    To paraphrase Justice Cardozo (“proof of negligence in the air, so to speak, will not do”), there is no such thing as responsibility in the air. Those who try to connect Sarah Palin and other political figures with whom they disagree to the shootings in Arizona use attacks on “rhetoric” and a “climate of hate” to obscure their own dishonesty in trying to imply responsibility where none exists. But the dishonesty remains.

    To be clear, if you’re using this event to criticize the “rhetoric” of Mrs. Palin or others with whom you disagree, then you’re either: (a) asserting a connection between the “rhetoric” and the shooting, which based on evidence to date would be what we call a vicious lie; or (b) you’re not, in which case you’re just seizing on a tragedy to try to score unrelated political points, which is contemptible. Which is it?
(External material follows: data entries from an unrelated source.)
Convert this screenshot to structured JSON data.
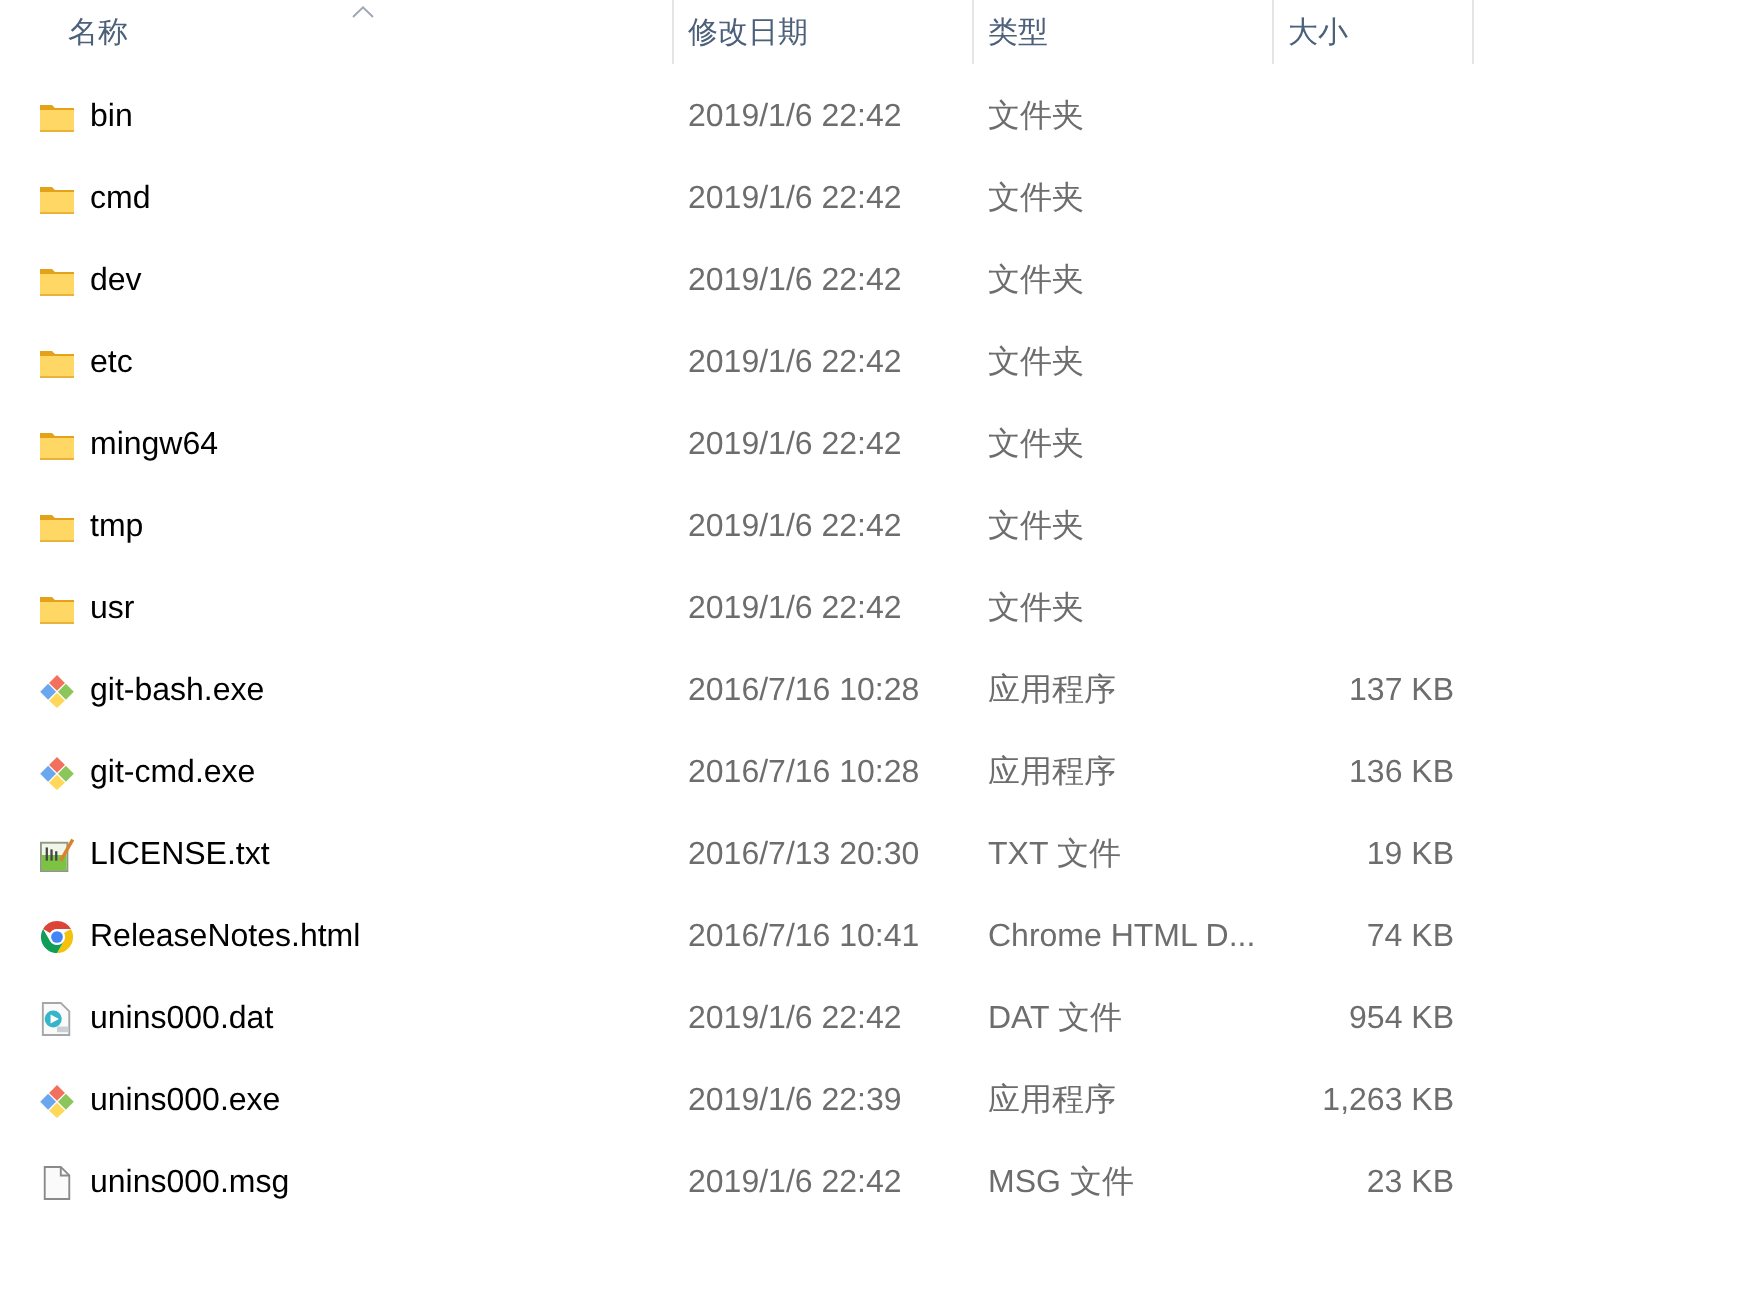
{
  "columns": [
    {
      "label": "名称",
      "sorted": true
    },
    {
      "label": "修改日期",
      "sorted": false
    },
    {
      "label": "类型",
      "sorted": false
    },
    {
      "label": "大小",
      "sorted": false
    }
  ],
  "files": [
    {
      "kind": "folder",
      "name": "bin",
      "modified": "2019/1/6 22:42",
      "type": "文件夹"
    },
    {
      "kind": "folder",
      "name": "cmd",
      "modified": "2019/1/6 22:42",
      "type": "文件夹"
    },
    {
      "kind": "folder",
      "name": "dev",
      "modified": "2019/1/6 22:42",
      "type": "文件夹"
    },
    {
      "kind": "folder",
      "name": "etc",
      "modified": "2019/1/6 22:42",
      "type": "文件夹"
    },
    {
      "kind": "folder",
      "name": "mingw64",
      "modified": "2019/1/6 22:42",
      "type": "文件夹"
    },
    {
      "kind": "folder",
      "name": "tmp",
      "modified": "2019/1/6 22:42",
      "type": "文件夹"
    },
    {
      "kind": "folder",
      "name": "usr",
      "modified": "2019/1/6 22:42",
      "type": "文件夹"
    },
    {
      "kind": "diamond",
      "name": "git-bash.exe",
      "modified": "2016/7/16 10:28",
      "type": "应用程序",
      "size": "137 KB"
    },
    {
      "kind": "diamond",
      "name": "git-cmd.exe",
      "modified": "2016/7/16 10:28",
      "type": "应用程序",
      "size": "136 KB"
    },
    {
      "kind": "text",
      "name": "LICENSE.txt",
      "modified": "2016/7/13 20:30",
      "type": "TXT 文件",
      "size": "19 KB"
    },
    {
      "kind": "browser",
      "name": "ReleaseNotes.html",
      "modified": "2016/7/16 10:41",
      "type": "Chrome HTML D...",
      "size": "74 KB"
    },
    {
      "kind": "video",
      "name": "unins000.dat",
      "modified": "2019/1/6 22:42",
      "type": "DAT 文件",
      "size": "954 KB"
    },
    {
      "kind": "diamond",
      "name": "unins000.exe",
      "modified": "2019/1/6 22:39",
      "type": "应用程序",
      "size": "1,263 KB"
    },
    {
      "kind": "blank",
      "name": "unins000.msg",
      "modified": "2019/1/6 22:42",
      "type": "MSG 文件",
      "size": "23 KB"
    }
  ]
}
  • Not surprisingly, your greatest concern about this incident is not having ‘your side’ blamed for it, as you continue to advocate that:
    1:  Gov’t is the enemy
    2: You have an natural right to preemptive self-defense against your enemies
     

    • Mistrust of government was Loughner’s defining conviction, the friends said. He believed the U.S. government was behind 9/11, and worried that governments were maneuvering to create a unified monetary system (“a New World Order currency” one friend said) so that social elites and bureaucrats could control the rest of the world.

      OMG he is a “Troofer” !!
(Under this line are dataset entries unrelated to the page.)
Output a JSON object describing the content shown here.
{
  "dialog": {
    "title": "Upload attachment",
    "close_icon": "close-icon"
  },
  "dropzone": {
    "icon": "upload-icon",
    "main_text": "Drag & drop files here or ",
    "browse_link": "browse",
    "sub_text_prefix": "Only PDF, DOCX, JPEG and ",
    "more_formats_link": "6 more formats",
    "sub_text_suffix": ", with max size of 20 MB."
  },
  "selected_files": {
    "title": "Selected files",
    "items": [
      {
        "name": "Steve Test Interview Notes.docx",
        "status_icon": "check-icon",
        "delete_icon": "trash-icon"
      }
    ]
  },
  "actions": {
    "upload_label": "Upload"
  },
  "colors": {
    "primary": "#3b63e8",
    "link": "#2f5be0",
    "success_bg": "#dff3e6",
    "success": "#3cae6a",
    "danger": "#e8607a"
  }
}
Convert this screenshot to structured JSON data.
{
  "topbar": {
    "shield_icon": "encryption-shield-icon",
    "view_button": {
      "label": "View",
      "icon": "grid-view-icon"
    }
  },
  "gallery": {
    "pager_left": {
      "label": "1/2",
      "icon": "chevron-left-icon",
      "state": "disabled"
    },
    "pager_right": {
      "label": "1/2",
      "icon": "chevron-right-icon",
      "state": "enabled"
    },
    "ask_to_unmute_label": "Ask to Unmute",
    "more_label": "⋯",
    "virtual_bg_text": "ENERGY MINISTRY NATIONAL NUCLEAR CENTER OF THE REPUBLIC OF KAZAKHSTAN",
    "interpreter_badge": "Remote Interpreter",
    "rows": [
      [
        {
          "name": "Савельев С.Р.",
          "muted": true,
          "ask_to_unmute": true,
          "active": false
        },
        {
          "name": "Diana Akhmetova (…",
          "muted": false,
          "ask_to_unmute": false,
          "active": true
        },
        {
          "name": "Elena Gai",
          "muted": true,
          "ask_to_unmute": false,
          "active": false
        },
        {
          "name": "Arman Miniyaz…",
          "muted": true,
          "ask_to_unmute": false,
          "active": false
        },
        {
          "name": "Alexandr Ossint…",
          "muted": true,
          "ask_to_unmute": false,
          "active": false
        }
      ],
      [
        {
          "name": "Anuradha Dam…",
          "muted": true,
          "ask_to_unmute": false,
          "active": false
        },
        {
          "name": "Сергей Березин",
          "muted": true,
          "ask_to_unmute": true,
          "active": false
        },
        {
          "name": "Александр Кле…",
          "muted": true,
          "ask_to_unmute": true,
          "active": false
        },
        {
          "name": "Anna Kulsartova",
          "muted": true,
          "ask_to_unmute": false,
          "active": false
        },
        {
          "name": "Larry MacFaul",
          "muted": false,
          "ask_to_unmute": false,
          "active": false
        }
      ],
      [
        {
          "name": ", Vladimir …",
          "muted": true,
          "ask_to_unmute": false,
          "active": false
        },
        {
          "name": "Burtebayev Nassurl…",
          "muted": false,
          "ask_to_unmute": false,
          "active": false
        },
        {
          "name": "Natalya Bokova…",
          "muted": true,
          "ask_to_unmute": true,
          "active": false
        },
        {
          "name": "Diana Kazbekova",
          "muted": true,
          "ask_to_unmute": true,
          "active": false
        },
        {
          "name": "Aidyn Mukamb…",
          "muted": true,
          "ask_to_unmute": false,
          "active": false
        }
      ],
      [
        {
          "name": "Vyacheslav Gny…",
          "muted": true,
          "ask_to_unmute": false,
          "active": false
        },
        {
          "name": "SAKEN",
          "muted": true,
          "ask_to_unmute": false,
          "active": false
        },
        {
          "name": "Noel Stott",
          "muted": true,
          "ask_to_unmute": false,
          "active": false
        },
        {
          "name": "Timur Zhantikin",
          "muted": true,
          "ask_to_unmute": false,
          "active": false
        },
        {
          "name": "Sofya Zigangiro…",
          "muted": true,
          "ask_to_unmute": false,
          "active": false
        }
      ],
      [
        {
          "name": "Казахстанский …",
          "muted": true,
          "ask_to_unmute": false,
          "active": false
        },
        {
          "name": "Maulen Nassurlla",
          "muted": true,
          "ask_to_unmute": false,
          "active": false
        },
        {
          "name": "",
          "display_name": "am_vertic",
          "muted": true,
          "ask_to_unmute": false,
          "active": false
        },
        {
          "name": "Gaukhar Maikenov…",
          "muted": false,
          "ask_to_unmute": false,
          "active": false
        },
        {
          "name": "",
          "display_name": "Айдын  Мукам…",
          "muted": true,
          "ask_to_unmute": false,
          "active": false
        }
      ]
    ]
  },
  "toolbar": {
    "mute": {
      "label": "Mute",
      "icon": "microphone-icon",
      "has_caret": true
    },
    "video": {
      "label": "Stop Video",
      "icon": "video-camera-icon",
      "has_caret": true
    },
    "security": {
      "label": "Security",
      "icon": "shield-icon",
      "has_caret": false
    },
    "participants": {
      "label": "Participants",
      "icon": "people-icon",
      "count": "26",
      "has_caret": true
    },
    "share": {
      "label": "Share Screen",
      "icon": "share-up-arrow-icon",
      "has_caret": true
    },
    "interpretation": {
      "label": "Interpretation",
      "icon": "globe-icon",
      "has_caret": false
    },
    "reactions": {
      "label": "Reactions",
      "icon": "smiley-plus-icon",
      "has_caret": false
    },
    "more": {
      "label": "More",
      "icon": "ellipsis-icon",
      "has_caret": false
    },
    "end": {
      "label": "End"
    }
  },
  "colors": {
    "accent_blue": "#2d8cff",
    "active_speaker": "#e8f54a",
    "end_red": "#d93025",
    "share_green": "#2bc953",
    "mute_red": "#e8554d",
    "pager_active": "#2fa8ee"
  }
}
      • The difference between the “mistrust of government” by the posters here and the “9/11 Troofers is that the “Troofers” think the government is smart, efficient and capable of absolute secrecy, while we mistrust the government because we think the government is just too plain stupid, inefficient and leaks secrets like a sieve.
        There is nothing in the WikiLeaks debacle to prove us wrong.

    • A EXCEPTIONALLY stooooooooooopid post.
      Saying “government is the enemy” is like saying “water is the enemy”.  It is necessary, and it is terribly, horribly destructive when out of control.
      “Preemptive self-defense” means WTF, exactly?
      My greatest concern is dealing with reality.  You might give that a test-drive.

    • No, weed, we acknowledge there is evil in the world.  There are wackjobs on both sides of the political spectrum.

      “2: You have an natural right to preemptive self-defense against your enemies”

      You’re part of the problem Tom.  Maybe if you’d slow down and read some posts here as you spin by on the tricycle you’d begin to understand that.  But I doubt it.     Troll.

    • The irony is that it appears that some of Loughner’s fellow college students expressed concern over his behavior, worrying that nothing would (or could) be done about him until he acted out on his mania.  He was convinced that government was the enemy, and our collective decision not to act preemptively allowed him to murder and injure several people.  But as much of the media has done, you are quick to find an opportunity to try to score a quick political point.  Not surprising.

  • A sense of deja vu as to reactions:
    1)  The similarities to the responses after the guy flew the airplane into the IRS building (Texas? IIRC)
    2) The DB Sniper.
    3) The NY SUV bomber
    Now contrast that with
    1) The Arkansas shooter
    2) Major Hassan (sp?) the  Ft. Hood shooter
    3) The UniBomber
    4) Every other failed terrorist bombing…
     
    And contrast that with the

  • “Fools rush in to define Giffords tragedy politically”

    And right on cue, Erp shows up.

    • Heh, heh…  Noted that, too.
      With the Collectivist-suggested soft-mouth call for “bi-partisanship”.   Which is Double-speak for, “You guys don’t dare oppose us now”.